- Aim of the exercise
Return the entries in their entirety, precisely as given.
BEGIN Records for this task
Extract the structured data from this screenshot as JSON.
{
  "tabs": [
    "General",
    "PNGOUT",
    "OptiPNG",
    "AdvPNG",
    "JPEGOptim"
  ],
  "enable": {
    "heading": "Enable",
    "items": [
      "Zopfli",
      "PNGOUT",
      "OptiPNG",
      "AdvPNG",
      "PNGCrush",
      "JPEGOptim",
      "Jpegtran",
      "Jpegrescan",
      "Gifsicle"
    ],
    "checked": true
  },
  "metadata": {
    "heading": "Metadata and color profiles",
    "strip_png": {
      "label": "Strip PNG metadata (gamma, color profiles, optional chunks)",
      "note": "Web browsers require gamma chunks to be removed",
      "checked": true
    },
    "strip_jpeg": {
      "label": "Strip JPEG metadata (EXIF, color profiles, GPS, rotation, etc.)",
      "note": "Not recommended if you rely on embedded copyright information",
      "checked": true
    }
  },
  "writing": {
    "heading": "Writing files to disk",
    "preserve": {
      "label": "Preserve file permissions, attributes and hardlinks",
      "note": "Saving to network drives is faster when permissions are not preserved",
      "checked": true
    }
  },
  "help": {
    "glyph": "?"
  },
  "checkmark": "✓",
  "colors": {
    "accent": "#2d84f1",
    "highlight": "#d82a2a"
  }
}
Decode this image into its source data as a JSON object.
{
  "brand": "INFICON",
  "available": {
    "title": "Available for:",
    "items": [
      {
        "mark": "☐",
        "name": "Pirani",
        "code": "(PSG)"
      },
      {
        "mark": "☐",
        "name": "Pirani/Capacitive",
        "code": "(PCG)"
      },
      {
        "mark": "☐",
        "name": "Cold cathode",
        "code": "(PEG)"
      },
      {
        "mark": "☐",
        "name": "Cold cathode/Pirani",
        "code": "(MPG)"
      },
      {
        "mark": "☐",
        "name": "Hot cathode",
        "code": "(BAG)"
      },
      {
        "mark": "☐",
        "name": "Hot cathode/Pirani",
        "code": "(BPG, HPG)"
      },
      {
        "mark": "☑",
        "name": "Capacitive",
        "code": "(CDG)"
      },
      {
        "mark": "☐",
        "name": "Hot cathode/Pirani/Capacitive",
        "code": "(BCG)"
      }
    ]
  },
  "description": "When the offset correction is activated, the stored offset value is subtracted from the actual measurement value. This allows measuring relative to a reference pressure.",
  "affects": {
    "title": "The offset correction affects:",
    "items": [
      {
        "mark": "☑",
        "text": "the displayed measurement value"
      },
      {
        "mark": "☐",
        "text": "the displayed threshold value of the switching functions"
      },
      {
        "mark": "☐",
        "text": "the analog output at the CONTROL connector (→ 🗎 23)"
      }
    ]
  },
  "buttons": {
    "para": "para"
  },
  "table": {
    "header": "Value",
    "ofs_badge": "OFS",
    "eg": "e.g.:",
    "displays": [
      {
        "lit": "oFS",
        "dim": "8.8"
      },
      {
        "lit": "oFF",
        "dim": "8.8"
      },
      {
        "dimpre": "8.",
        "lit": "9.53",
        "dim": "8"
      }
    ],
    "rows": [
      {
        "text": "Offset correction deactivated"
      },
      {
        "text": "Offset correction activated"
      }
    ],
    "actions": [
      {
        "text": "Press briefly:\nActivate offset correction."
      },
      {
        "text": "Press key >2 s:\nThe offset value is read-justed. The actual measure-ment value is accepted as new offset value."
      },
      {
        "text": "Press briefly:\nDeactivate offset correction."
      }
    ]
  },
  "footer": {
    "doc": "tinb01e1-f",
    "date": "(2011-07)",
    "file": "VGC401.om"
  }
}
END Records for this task
- Solution for this task
Extract the structured data from this screenshot as JSON.
{
  "tabs": [
    "General",
    "PNGOUT",
    "OptiPNG",
    "AdvPNG",
    "JPEGOptim"
  ],
  "enable": {
    "heading": "Enable",
    "items": [
      "Zopfli",
      "PNGOUT",
      "OptiPNG",
      "AdvPNG",
      "PNGCrush",
      "JPEGOptim",
      "Jpegtran",
      "Jpegrescan",
      "Gifsicle"
    ],
    "checked": true
  },
  "metadata": {
    "heading": "Metadata and color profiles",
    "strip_png": {
      "label": "Strip PNG metadata (gamma, color profiles, optional chunks)",
      "note": "Web browsers require gamma chunks to be removed",
      "checked": true
    },
    "strip_jpeg": {
      "label": "Strip JPEG metadata (EXIF, color profiles, GPS, rotation, etc.)",
      "note": "Not recommended if you rely on embedded copyright information",
      "checked": true
    }
  },
  "writing": {
    "heading": "Writing files to disk",
    "preserve": {
      "label": "Preserve file permissions, attributes and hardlinks",
      "note": "Saving to network drives is faster when permissions are not preserved",
      "checked": true
    }
  },
  "help": {
    "glyph": "?"
  },
  "checkmark": "✓",
  "colors": {
    "accent": "#2d84f1",
    "highlight": "#d82a2a"
  }
}
Decode this image into its source data as a JSON object.
{
  "brand": "INFICON",
  "available": {
    "title": "Available for:",
    "items": [
      {
        "mark": "☐",
        "name": "Pirani",
        "code": "(PSG)"
      },
      {
        "mark": "☐",
        "name": "Pirani/Capacitive",
        "code": "(PCG)"
      },
      {
        "mark": "☐",
        "name": "Cold cathode",
        "code": "(PEG)"
      },
      {
        "mark": "☐",
        "name": "Cold cathode/Pirani",
        "code": "(MPG)"
      },
      {
        "mark": "☐",
        "name": "Hot cathode",
        "code": "(BAG)"
      },
      {
        "mark": "☐",
        "name": "Hot cathode/Pirani",
        "code": "(BPG, HPG)"
      },
      {
        "mark": "☑",
        "name": "Capacitive",
        "code": "(CDG)"
      },
      {
        "mark": "☐",
        "name": "Hot cathode/Pirani/Capacitive",
        "code": "(BCG)"
      }
    ]
  },
  "description": "When the offset correction is activated, the stored offset value is subtracted from the actual measurement value. This allows measuring relative to a reference pressure.",
  "affects": {
    "title": "The offset correction affects:",
    "items": [
      {
        "mark": "☑",
        "text": "the displayed measurement value"
      },
      {
        "mark": "☐",
        "text": "the displayed threshold value of the switching functions"
      },
      {
        "mark": "☐",
        "text": "the analog output at the CONTROL connector (→ 🗎 23)"
      }
    ]
  },
  "buttons": {
    "para": "para"
  },
  "table": {
    "header": "Value",
    "ofs_badge": "OFS",
    "eg": "e.g.:",
    "displays": [
      {
        "lit": "oFS",
        "dim": "8.8"
      },
      {
        "lit": "oFF",
        "dim": "8.8"
      },
      {
        "dimpre": "8.",
        "lit": "9.53",
        "dim": "8"
      }
    ],
    "rows": [
      {
        "text": "Offset correction deactivated"
      },
      {
        "text": "Offset correction activated"
      }
    ],
    "actions": [
      {
        "text": "Press briefly:\nActivate offset correction."
      },
      {
        "text": "Press key >2 s:\nThe offset value is read-justed. The actual measure-ment value is accepted as new offset value."
      },
      {
        "text": "Press briefly:\nDeactivate offset correction."
      }
    ]
  },
  "footer": {
    "doc": "tinb01e1-f",
    "date": "(2011-07)",
    "file": "VGC401.om"
  }
}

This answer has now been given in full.